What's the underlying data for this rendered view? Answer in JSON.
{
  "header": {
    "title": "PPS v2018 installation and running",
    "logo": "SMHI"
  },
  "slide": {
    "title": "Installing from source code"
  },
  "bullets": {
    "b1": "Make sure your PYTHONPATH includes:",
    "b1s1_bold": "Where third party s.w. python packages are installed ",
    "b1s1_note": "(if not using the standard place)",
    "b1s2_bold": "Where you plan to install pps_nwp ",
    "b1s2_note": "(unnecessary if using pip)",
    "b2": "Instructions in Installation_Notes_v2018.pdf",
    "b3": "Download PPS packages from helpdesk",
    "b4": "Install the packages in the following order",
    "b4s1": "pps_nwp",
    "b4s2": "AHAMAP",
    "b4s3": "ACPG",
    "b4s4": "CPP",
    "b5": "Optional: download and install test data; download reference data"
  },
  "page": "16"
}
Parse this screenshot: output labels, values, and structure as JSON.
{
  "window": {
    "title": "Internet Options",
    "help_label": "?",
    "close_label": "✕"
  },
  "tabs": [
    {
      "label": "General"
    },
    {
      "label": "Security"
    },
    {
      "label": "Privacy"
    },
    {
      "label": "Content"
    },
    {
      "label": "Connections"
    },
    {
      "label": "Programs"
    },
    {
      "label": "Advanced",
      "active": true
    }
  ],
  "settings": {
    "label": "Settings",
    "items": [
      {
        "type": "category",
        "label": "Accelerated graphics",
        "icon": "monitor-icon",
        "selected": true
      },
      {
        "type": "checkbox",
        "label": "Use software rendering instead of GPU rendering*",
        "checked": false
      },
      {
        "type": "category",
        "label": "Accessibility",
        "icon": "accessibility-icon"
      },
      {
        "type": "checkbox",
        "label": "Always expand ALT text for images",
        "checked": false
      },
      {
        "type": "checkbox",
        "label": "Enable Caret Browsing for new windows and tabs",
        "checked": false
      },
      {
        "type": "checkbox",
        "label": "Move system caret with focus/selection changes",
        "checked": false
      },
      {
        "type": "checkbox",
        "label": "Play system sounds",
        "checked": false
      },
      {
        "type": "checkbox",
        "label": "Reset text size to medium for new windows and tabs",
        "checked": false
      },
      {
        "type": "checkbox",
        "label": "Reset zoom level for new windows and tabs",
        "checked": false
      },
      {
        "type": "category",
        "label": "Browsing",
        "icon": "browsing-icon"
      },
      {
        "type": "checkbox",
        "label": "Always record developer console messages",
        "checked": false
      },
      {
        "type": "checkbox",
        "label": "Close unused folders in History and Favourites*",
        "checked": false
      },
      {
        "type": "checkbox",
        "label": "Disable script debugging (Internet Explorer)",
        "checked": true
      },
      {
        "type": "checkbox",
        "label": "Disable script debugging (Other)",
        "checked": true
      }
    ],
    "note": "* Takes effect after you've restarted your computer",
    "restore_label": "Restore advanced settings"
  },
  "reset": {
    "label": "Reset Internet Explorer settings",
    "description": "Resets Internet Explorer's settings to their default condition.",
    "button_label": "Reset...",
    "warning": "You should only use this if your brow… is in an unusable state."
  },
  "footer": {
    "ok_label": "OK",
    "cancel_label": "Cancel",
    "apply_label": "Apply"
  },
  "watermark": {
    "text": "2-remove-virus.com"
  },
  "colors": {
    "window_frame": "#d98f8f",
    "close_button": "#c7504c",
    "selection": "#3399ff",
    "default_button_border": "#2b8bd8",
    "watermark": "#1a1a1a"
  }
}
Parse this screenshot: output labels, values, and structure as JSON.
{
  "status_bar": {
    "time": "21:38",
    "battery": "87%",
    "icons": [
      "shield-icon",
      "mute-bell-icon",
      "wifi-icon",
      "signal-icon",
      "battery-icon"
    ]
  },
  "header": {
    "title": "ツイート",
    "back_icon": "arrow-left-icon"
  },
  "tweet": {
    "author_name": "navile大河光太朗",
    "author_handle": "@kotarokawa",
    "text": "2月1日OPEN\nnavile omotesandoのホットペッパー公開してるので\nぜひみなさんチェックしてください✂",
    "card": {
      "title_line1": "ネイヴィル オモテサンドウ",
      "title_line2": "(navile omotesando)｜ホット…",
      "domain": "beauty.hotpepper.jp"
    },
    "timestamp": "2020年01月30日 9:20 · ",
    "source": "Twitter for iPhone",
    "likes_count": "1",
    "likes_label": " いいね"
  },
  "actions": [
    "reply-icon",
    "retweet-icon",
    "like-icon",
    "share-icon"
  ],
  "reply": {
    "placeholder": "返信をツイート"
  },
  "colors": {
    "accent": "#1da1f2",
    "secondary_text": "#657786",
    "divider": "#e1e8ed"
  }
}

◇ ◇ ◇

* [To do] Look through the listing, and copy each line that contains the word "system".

* [Reply to the task]
        "label": "Move system caret with focus/selection changes",
        "label": "Play system sounds",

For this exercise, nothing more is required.